Steven Seagal Cannot Be Defeated in an Under Siege Film
Steven Seagal apparently has some clause in his acting contract that forbids him not only from ever being defeated in a fistfight, but also from ever appearing as if he is at a disadvantage. Consequently, the final confrontations in his Under Siege movies tend to be about as intense as Jason Statham making a 2-year-old sit in the corner for spilling a box of grape juice.
In Under Siege, Seagal faces off against Tommy Lee Jones in a stolen battleship, which is a sentence that needs no punchline. However, in the film, Tommy Lee Jones plays a man that is so dangerous, the U.S. government can't even manage to assassinate him. He was also able to take over an active warship, so he's clearly no slouch.
But Seagal strolls into the control room of the ship for a brief slap fight against Tommy, then gouges his eye out, stabs a knife into the top of his head like he's carving a jack-o'-lantern, and finally throws Tommy's mortificated skull dome through an instrument panel, which then explodes in a shower of electricity like a Bon Jovi video.
That's like three different bad guy deaths, and Seagal cashed them all in on the same person in less time than it took to read this paragraph.
In Under Siege 2, Seagal finds himself on a train loaded with mercenaries hired by a villainous computer-hacking mastermind to help him accomplish whatever fairy-tale bullshit '90s cinema relentlessly believed computer hackers were capable of doing. Seagal lazily karate chops his way through a bunch of subordinates until he makes it to the badass mercenary leader, who challenges him to a knife fight. This quickly devolves into Seagal waving his hands around like an interpretive Daft Punk dance and slapping (literally slapping) the mercenary leader into dizzying submission.
Seagal's hands are too blazingly fast for mortal humans to react.
He then lifts the mercenary leader's defeated body off of the ground to snap his neck and deliver the flabby, inflectionless Seagal equivalent of a witty one-liner.

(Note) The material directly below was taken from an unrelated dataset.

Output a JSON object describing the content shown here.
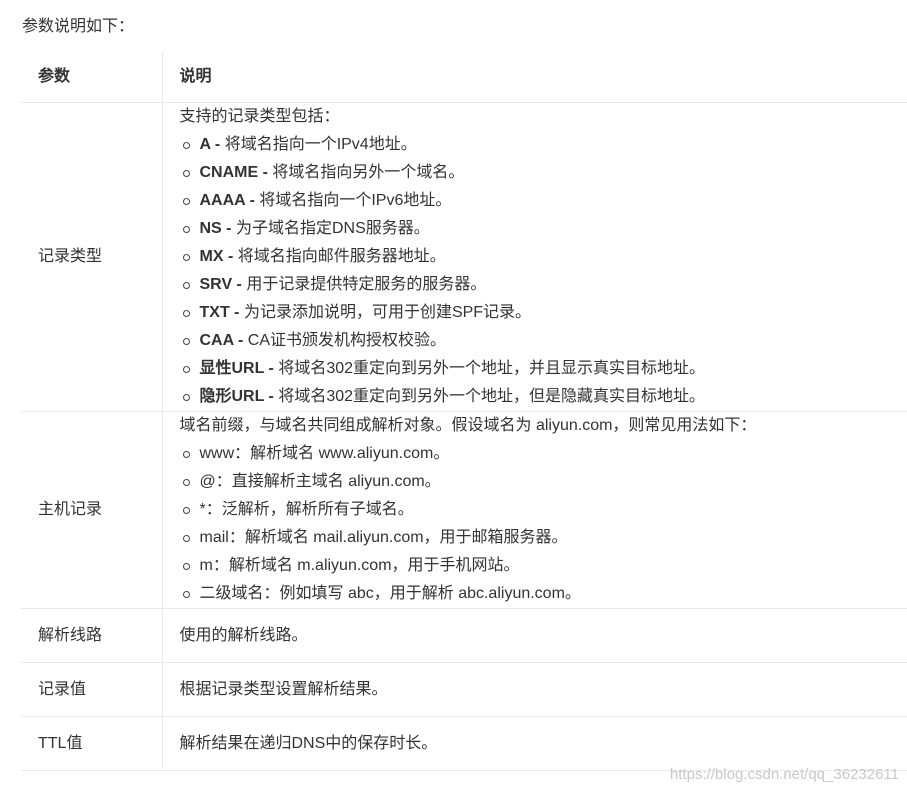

And although we weren't expecting much of a fight against the computer-hacking mastermind, I would be remiss if I didn't mention the fact that Seagal defeats him by slicing all his fingers off and dropping him into an immolating fireball blazing up from the wreckage of a detonating train.
Apparently neither one of these villains had seen the first movie.

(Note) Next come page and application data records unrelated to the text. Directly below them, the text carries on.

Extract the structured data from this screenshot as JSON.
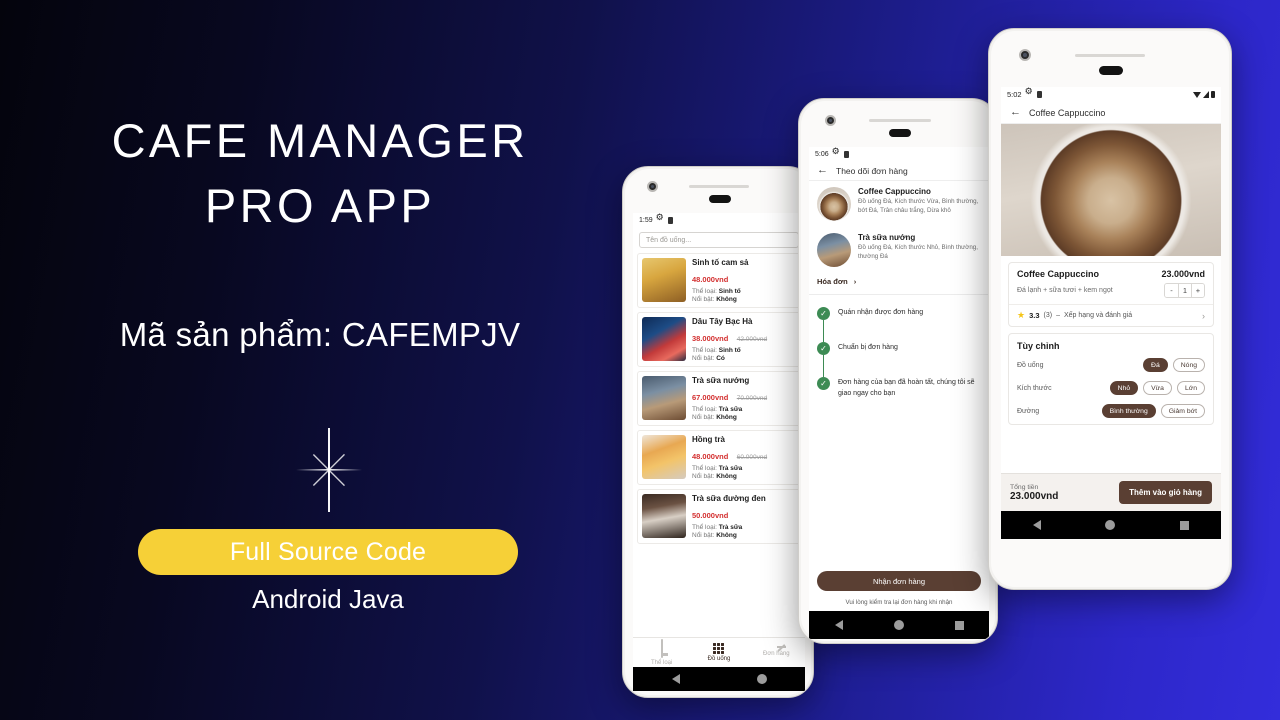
{
  "promo": {
    "title_line1": "CAFE MANAGER",
    "title_line2": "PRO APP",
    "product_code_label": "Mã sản phẩm: CAFEMPJV",
    "cta_label": "Full Source Code",
    "cta_sub": "Android Java",
    "accent_color": "#f6d037",
    "bg_dark": "#04040c",
    "bg_blue": "#332ddb"
  },
  "phone_left": {
    "status": {
      "time": "1:59"
    },
    "search": {
      "placeholder": "Tên đồ uống..."
    },
    "labels": {
      "type": "Thể loại:",
      "featured": "Nổi bật:"
    },
    "products": [
      {
        "name": "Sinh tố cam sả",
        "price": "48.000vnd",
        "old_price": "",
        "type": "Sinh tố",
        "featured": "Không",
        "img": "img-smoothie"
      },
      {
        "name": "Dâu Tây Bạc Hà",
        "price": "38.000vnd",
        "old_price": "42.000vnd",
        "type": "Sinh tố",
        "featured": "Có",
        "img": "img-straw"
      },
      {
        "name": "Trà sữa nướng",
        "price": "67.000vnd",
        "old_price": "70.000vnd",
        "type": "Trà sữa",
        "featured": "Không",
        "img": "img-milktea"
      },
      {
        "name": "Hồng trà",
        "price": "48.000vnd",
        "old_price": "60.000vnd",
        "type": "Trà sữa",
        "featured": "Không",
        "img": "img-hongtra"
      },
      {
        "name": "Trà sữa đường đen",
        "price": "50.000vnd",
        "old_price": "",
        "type": "Trà sữa",
        "featured": "Không",
        "img": "img-duongden"
      }
    ],
    "bottom_nav": [
      {
        "label": "Thể loại",
        "icon": "category-icon",
        "active": false
      },
      {
        "label": "Đồ uống",
        "icon": "grid-icon",
        "active": true
      },
      {
        "label": "Đơn hàng",
        "icon": "pencil-icon",
        "active": false
      }
    ]
  },
  "phone_middle": {
    "status": {
      "time": "5:06"
    },
    "appbar_title": "Theo dõi đơn hàng",
    "order_items": [
      {
        "name": "Coffee Cappuccino",
        "desc": "Đồ uống Đá, Kích thước Vừa, Bình thường, bớt Đá, Trân châu trắng, Dừa khô",
        "img": "img-cappuccino"
      },
      {
        "name": "Trà sữa nướng",
        "desc": "Đồ uống Đá, Kích thước Nhỏ, Bình thường, thường Đá",
        "img": "img-milktea"
      }
    ],
    "invoice_label": "Hóa đơn",
    "timeline": [
      {
        "text": "Quán nhận được đơn hàng",
        "done": true
      },
      {
        "text": "Chuẩn bị đơn hàng",
        "done": true
      },
      {
        "text": "Đơn hàng của bạn đã hoàn tất, chúng tôi sẽ giao ngay cho bạn",
        "done": true
      }
    ],
    "receive_button": "Nhận đơn hàng",
    "receive_note": "Vui lòng kiểm tra lại đơn hàng khi nhận"
  },
  "phone_right": {
    "status": {
      "time": "5:02"
    },
    "appbar_title": "Coffee Cappuccino",
    "product": {
      "name": "Coffee Cappuccino",
      "price": "23.000vnd",
      "description": "Đá lạnh + sữa tươi + kem ngọt",
      "qty_minus": "-",
      "qty": "1",
      "qty_plus": "+"
    },
    "rating": {
      "score": "3.3",
      "count": "(3)",
      "dash": "–",
      "label": "Xếp hạng và đánh giá"
    },
    "customize": {
      "title": "Tùy chỉnh",
      "rows": [
        {
          "label": "Đồ uống",
          "options": [
            {
              "label": "Đá",
              "selected": true
            },
            {
              "label": "Nóng",
              "selected": false
            }
          ]
        },
        {
          "label": "Kích thước",
          "options": [
            {
              "label": "Nhỏ",
              "selected": true
            },
            {
              "label": "Vừa",
              "selected": false
            },
            {
              "label": "Lớn",
              "selected": false
            }
          ]
        },
        {
          "label": "Đường",
          "options": [
            {
              "label": "Bình thường",
              "selected": true
            },
            {
              "label": "Giảm bớt",
              "selected": false
            }
          ]
        }
      ]
    },
    "total": {
      "label": "Tổng tiền",
      "value": "23.000vnd",
      "button": "Thêm vào giỏ hàng"
    }
  }
}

Rambo -- Rambo vs. An Entire Army
Rambo is the ballad of John Rambo killing his way through the Burmese jungle to rescue a bunch of missionary workers from the clutches of an evil general armed with molesto-vision CHiPs glasses and the hyperactive sweat glands of an Uncanny X-Man.
Rambo locates the missing people being held on a riverbed by the bad guy's entire army, because that's just the way things turn out when Rambo is on the case. In previous installments, we've seen him disrupt villainous compounds from within, so we're expecting a fairly drawn-out sequence of Rambo stealthily creeping his way down to the river, systematically eliminating enemies as he goes, and freeing the hostages to get them clear of the ensuing bullet festival. Now picture in your mind the exact opposite of that sentence. That's what Rambo does in this movie.
He sprints up to an enemy jeep like he's being chased by a giant scorpion, chops the gunner's head off to steal the power of his Quickening, then turns the vehicle's 50-caliber machine gun onto the bad guy's army and kills every single one of them, down to the last man. He just blasts them all into oblivion in about four minutes while making Angry Stallone Face.
General Rapestache tries to run away, but Rambo teleports in front of him.
Rambo then hacks the villain's stomach open with a boat propeller and sends him tumbling down a hill with his guts noodling out like a bunch of Fruit Roll-Ups in an old wet lunch sack, and we all listen to Slayer on the drive home from the theater.
Looks like he won't be in The Expendables 3, either.